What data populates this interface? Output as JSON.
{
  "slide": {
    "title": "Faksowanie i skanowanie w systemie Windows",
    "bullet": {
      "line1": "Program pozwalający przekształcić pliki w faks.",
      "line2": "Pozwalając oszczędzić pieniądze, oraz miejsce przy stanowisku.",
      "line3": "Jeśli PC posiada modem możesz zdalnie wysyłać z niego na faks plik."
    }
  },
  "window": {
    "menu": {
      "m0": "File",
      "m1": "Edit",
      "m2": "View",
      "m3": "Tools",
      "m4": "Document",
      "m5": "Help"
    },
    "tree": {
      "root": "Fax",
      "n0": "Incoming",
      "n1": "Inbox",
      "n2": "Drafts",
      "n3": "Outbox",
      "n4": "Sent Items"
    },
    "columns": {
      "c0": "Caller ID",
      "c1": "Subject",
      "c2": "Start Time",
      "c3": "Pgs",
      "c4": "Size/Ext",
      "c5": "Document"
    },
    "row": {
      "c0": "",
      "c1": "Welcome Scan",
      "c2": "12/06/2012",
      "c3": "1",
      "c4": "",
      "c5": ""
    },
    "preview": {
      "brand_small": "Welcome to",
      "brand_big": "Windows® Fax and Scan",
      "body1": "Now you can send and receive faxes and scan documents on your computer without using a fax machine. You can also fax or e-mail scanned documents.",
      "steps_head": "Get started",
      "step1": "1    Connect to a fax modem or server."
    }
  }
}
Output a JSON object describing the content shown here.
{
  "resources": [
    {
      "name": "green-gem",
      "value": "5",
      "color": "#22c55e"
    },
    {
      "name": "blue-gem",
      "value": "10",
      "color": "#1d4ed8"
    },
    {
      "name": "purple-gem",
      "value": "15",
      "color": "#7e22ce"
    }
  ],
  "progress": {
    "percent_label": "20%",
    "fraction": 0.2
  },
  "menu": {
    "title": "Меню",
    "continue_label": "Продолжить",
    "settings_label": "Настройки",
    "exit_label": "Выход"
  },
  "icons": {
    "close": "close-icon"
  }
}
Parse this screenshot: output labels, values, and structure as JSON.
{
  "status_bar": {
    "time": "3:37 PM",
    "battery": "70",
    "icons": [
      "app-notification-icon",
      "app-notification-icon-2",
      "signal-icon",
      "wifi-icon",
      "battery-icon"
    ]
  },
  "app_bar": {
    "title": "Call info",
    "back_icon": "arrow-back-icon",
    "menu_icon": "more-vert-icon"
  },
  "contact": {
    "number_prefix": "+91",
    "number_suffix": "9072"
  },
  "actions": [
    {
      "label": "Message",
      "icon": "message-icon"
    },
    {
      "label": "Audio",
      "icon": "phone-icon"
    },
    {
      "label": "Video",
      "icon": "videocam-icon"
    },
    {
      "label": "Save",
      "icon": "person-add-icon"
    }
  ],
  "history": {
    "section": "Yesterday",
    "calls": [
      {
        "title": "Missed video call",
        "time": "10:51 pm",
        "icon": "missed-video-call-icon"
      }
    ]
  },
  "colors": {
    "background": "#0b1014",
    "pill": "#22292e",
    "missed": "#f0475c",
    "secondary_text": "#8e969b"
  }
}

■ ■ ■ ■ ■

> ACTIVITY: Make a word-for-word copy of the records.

> SOLUTION FOR THIS PROBLEM:
What data populates this interface? Output as JSON.
{
  "slide": {
    "title": "Faksowanie i skanowanie w systemie Windows",
    "bullet": {
      "line1": "Program pozwalający przekształcić pliki w faks.",
      "line2": "Pozwalając oszczędzić pieniądze, oraz miejsce przy stanowisku.",
      "line3": "Jeśli PC posiada modem możesz zdalnie wysyłać z niego na faks plik."
    }
  },
  "window": {
    "menu": {
      "m0": "File",
      "m1": "Edit",
      "m2": "View",
      "m3": "Tools",
      "m4": "Document",
      "m5": "Help"
    },
    "tree": {
      "root": "Fax",
      "n0": "Incoming",
      "n1": "Inbox",
      "n2": "Drafts",
      "n3": "Outbox",
      "n4": "Sent Items"
    },
    "columns": {
      "c0": "Caller ID",
      "c1": "Subject",
      "c2": "Start Time",
      "c3": "Pgs",
      "c4": "Size/Ext",
      "c5": "Document"
    },
    "row": {
      "c0": "",
      "c1": "Welcome Scan",
      "c2": "12/06/2012",
      "c3": "1",
      "c4": "",
      "c5": ""
    },
    "preview": {
      "brand_small": "Welcome to",
      "brand_big": "Windows® Fax and Scan",
      "body1": "Now you can send and receive faxes and scan documents on your computer without using a fax machine. You can also fax or e-mail scanned documents.",
      "steps_head": "Get started",
      "step1": "1    Connect to a fax modem or server."
    }
  }
}
Output a JSON object describing the content shown here.
{
  "resources": [
    {
      "name": "green-gem",
      "value": "5",
      "color": "#22c55e"
    },
    {
      "name": "blue-gem",
      "value": "10",
      "color": "#1d4ed8"
    },
    {
      "name": "purple-gem",
      "value": "15",
      "color": "#7e22ce"
    }
  ],
  "progress": {
    "percent_label": "20%",
    "fraction": 0.2
  },
  "menu": {
    "title": "Меню",
    "continue_label": "Продолжить",
    "settings_label": "Настройки",
    "exit_label": "Выход"
  },
  "icons": {
    "close": "close-icon"
  }
}
Parse this screenshot: output labels, values, and structure as JSON.
{
  "status_bar": {
    "time": "3:37 PM",
    "battery": "70",
    "icons": [
      "app-notification-icon",
      "app-notification-icon-2",
      "signal-icon",
      "wifi-icon",
      "battery-icon"
    ]
  },
  "app_bar": {
    "title": "Call info",
    "back_icon": "arrow-back-icon",
    "menu_icon": "more-vert-icon"
  },
  "contact": {
    "number_prefix": "+91",
    "number_suffix": "9072"
  },
  "actions": [
    {
      "label": "Message",
      "icon": "message-icon"
    },
    {
      "label": "Audio",
      "icon": "phone-icon"
    },
    {
      "label": "Video",
      "icon": "videocam-icon"
    },
    {
      "label": "Save",
      "icon": "person-add-icon"
    }
  ],
  "history": {
    "section": "Yesterday",
    "calls": [
      {
        "title": "Missed video call",
        "time": "10:51 pm",
        "icon": "missed-video-call-icon"
      }
    ]
  },
  "colors": {
    "background": "#0b1014",
    "pill": "#22292e",
    "missed": "#f0475c",
    "secondary_text": "#8e969b"
  }
}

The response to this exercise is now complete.